Below are some records; copy each line in them that contains "true".

Records drawn from a dataset
Start of Block
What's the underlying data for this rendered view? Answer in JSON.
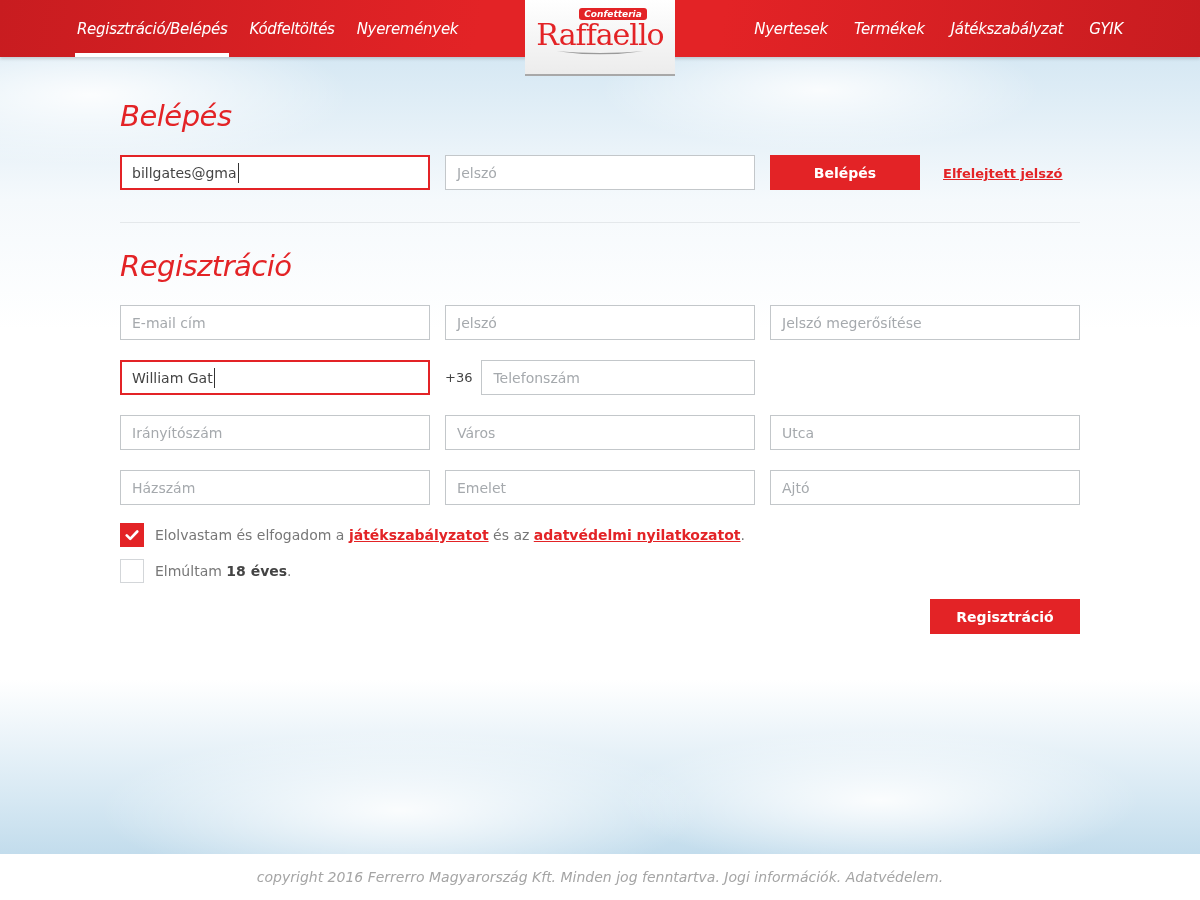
{
  "nav": {
    "left": [
      {
        "label": "Regisztráció/Belépés",
        "selected": true
      },
      {
        "label": "Kódfeltöltés",
        "selected": false
      },
      {
        "label": "Nyeremények",
        "selected": false
      }
    ],
    "logo": {
      "badge": "Confetteria",
      "wordmark": "Raffaello"
    },
    "right": [
      {
        "label": "Nyertesek",
        "selected": false
      },
      {
        "label": "Termékek",
        "selected": false
      },
      {
        "label": "Játékszabályzat",
        "selected": false
      },
      {
        "label": "GYIK",
        "selected": false
      }
    ]
  },
  "login": {
    "title": "Belépés",
    "fields": [
      {
        "kind": "text",
        "value": "billgates@gma",
        "focused": true
      },
      {
        "kind": "text",
        "placeholder": "Jelszó",
        "focused": false
      }
    ],
    "button": "Belépés",
    "forgot_link": "Elfelejtett jelszó"
  },
  "registration": {
    "title": "Regisztráció",
    "rows": [
      [
        {
          "kind": "text",
          "placeholder": "E-mail cím",
          "focused": false
        },
        {
          "kind": "text",
          "placeholder": "Jelszó",
          "focused": false
        },
        {
          "kind": "text",
          "placeholder": "Jelszó megerősítése",
          "focused": false
        }
      ],
      [
        {
          "kind": "text",
          "value": "William Gat",
          "focused": true
        },
        {
          "kind": "phone",
          "prefix": "+36",
          "placeholder": "Telefonszám",
          "focused": false
        }
      ],
      [
        {
          "kind": "text",
          "placeholder": "Irányítószám",
          "focused": false
        },
        {
          "kind": "text",
          "placeholder": "Város",
          "focused": false
        },
        {
          "kind": "text",
          "placeholder": "Utca",
          "focused": false
        }
      ],
      [
        {
          "kind": "text",
          "placeholder": "Házszám",
          "focused": false
        },
        {
          "kind": "text",
          "placeholder": "Emelet",
          "focused": false
        },
        {
          "kind": "text",
          "placeholder": "Ajtó",
          "focused": false
        }
      ]
    ],
    "checkboxes": [
      {
        "checked": true,
        "parts": [
          {
            "kind": "text",
            "text": "Elolvastam és elfogadom a "
          },
          {
            "kind": "link",
            "text": "játékszabályzatot"
          },
          {
            "kind": "text",
            "text": " és az "
          },
          {
            "kind": "link",
            "text": "adatvédelmi nyilatkozatot"
          },
          {
            "kind": "text",
            "text": "."
          }
        ]
      },
      {
        "checked": false,
        "parts": [
          {
            "kind": "text",
            "text": "Elmúltam **18 éves**."
          }
        ]
      }
    ],
    "button": "Regisztráció"
  },
  "footer": "copyright 2016 Ferrerro Magyarország Kft. Minden jog fenntartva. Jogi információk. Adatvédelem."
}
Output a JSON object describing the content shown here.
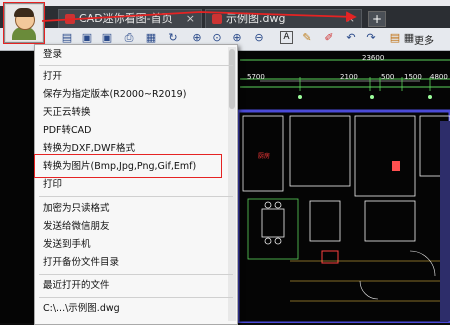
{
  "tabs": [
    {
      "label": "CAD迷你看图-首页"
    },
    {
      "label": "示例图.dwg"
    }
  ],
  "add_tab_label": "+",
  "toolbar": {
    "more_label": "更多"
  },
  "drawing": {
    "top_dims": [
      "23600"
    ],
    "mid_dims": [
      "5700",
      "2100",
      "500",
      "1500",
      "4800"
    ],
    "room_labels": [
      "厨房"
    ]
  },
  "menu": {
    "items": [
      {
        "label": "登录"
      },
      {
        "label": "打开"
      },
      {
        "label": "保存为指定版本(R2000~R2019)"
      },
      {
        "label": "天正云转换"
      },
      {
        "label": "PDF转CAD"
      },
      {
        "label": "转换为DXF,DWF格式"
      },
      {
        "label": "转换为图片(Bmp,Jpg,Png,Gif,Emf)"
      },
      {
        "label": "打印"
      },
      {
        "label": "加密为只读格式"
      },
      {
        "label": "发送给微信朋友"
      },
      {
        "label": "发送到手机"
      },
      {
        "label": "打开备份文件目录"
      },
      {
        "label": "最近打开的文件"
      },
      {
        "label": "C:\\...\\示例图.dwg"
      }
    ]
  },
  "colors": {
    "highlight": "#e52323",
    "accent": "#2a4a8a"
  }
}
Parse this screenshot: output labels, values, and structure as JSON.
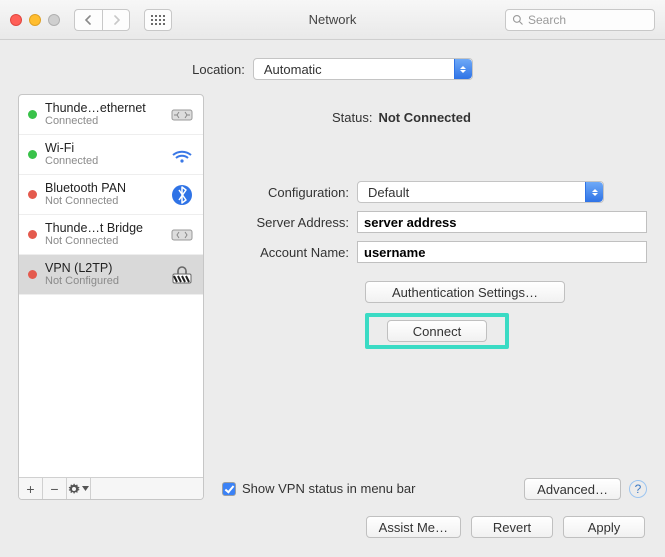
{
  "window": {
    "title": "Network"
  },
  "toolbar": {
    "search_placeholder": "Search"
  },
  "location": {
    "label": "Location:",
    "value": "Automatic"
  },
  "sidebar": {
    "items": [
      {
        "name": "Thunde…ethernet",
        "status": "Connected",
        "dot": "green",
        "icon": "ethernet"
      },
      {
        "name": "Wi-Fi",
        "status": "Connected",
        "dot": "green",
        "icon": "wifi"
      },
      {
        "name": "Bluetooth PAN",
        "status": "Not Connected",
        "dot": "red",
        "icon": "bluetooth"
      },
      {
        "name": "Thunde…t Bridge",
        "status": "Not Connected",
        "dot": "red",
        "icon": "ethernet"
      },
      {
        "name": "VPN (L2TP)",
        "status": "Not Configured",
        "dot": "red",
        "icon": "vpn"
      }
    ],
    "footer": {
      "add": "+",
      "remove": "−"
    }
  },
  "detail": {
    "status_label": "Status:",
    "status_value": "Not Connected",
    "config_label": "Configuration:",
    "config_value": "Default",
    "server_label": "Server Address:",
    "server_value": "server address",
    "account_label": "Account Name:",
    "account_value": "username",
    "auth_button": "Authentication Settings…",
    "connect_button": "Connect",
    "show_status_label": "Show VPN status in menu bar",
    "advanced_button": "Advanced…"
  },
  "footer": {
    "assist": "Assist Me…",
    "revert": "Revert",
    "apply": "Apply"
  }
}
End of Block
Solution below
        "selected": true
        "focused": true
          "focused": true
        "checked": true,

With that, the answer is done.